- [Exercise instructions]: Beginning with the first entry, restate the data word for word and leave out the images.

- [Entries from a dataset of interfaces]:
----

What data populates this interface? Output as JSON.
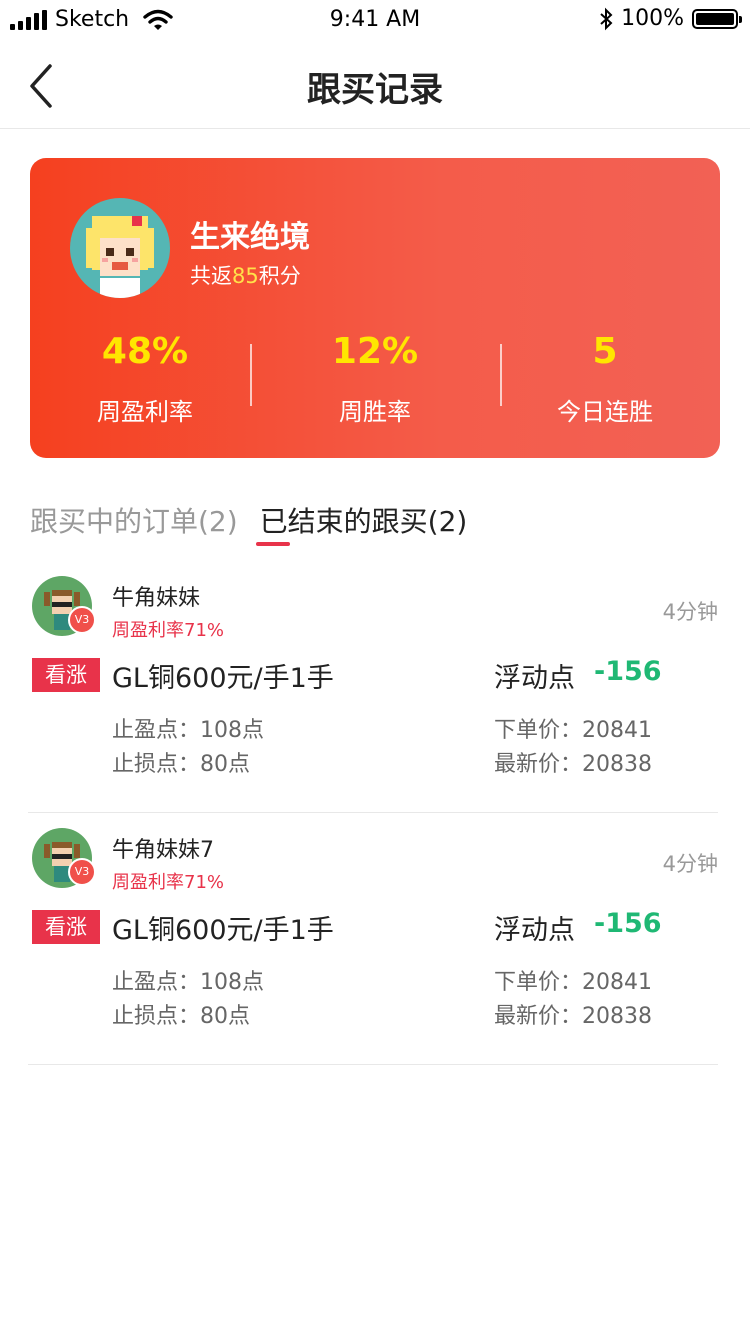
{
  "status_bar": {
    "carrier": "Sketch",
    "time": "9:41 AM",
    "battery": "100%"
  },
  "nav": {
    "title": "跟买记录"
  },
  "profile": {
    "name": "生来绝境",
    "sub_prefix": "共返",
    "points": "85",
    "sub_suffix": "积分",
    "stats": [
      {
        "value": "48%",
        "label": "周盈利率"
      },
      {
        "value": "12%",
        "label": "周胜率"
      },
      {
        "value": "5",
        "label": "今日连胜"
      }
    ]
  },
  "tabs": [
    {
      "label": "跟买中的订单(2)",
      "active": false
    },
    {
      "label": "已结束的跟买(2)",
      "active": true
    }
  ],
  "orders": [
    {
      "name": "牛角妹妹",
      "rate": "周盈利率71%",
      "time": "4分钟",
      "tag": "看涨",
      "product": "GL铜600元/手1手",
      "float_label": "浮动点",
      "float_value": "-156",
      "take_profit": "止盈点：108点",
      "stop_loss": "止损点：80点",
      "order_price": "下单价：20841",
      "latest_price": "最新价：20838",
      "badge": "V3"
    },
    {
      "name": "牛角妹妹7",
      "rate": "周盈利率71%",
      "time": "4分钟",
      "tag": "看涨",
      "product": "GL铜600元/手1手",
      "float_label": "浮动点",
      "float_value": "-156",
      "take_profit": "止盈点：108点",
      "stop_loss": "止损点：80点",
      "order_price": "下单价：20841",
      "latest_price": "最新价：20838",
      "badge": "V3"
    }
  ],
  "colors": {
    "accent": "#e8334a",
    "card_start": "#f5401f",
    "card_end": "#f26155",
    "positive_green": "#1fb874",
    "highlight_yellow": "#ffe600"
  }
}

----

- [Response area]:
What data populates this interface? Output as JSON.
{
  "status_bar": {
    "carrier": "Sketch",
    "time": "9:41 AM",
    "battery": "100%"
  },
  "nav": {
    "title": "跟买记录"
  },
  "profile": {
    "name": "生来绝境",
    "sub_prefix": "共返",
    "points": "85",
    "sub_suffix": "积分",
    "stats": [
      {
        "value": "48%",
        "label": "周盈利率"
      },
      {
        "value": "12%",
        "label": "周胜率"
      },
      {
        "value": "5",
        "label": "今日连胜"
      }
    ]
  },
  "tabs": [
    {
      "label": "跟买中的订单(2)",
      "active": false
    },
    {
      "label": "已结束的跟买(2)",
      "active": true
    }
  ],
  "orders": [
    {
      "name": "牛角妹妹",
      "rate": "周盈利率71%",
      "time": "4分钟",
      "tag": "看涨",
      "product": "GL铜600元/手1手",
      "float_label": "浮动点",
      "float_value": "-156",
      "take_profit": "止盈点：108点",
      "stop_loss": "止损点：80点",
      "order_price": "下单价：20841",
      "latest_price": "最新价：20838",
      "badge": "V3"
    },
    {
      "name": "牛角妹妹7",
      "rate": "周盈利率71%",
      "time": "4分钟",
      "tag": "看涨",
      "product": "GL铜600元/手1手",
      "float_label": "浮动点",
      "float_value": "-156",
      "take_profit": "止盈点：108点",
      "stop_loss": "止损点：80点",
      "order_price": "下单价：20841",
      "latest_price": "最新价：20838",
      "badge": "V3"
    }
  ],
  "colors": {
    "accent": "#e8334a",
    "card_start": "#f5401f",
    "card_end": "#f26155",
    "positive_green": "#1fb874",
    "highlight_yellow": "#ffe600"
  }
}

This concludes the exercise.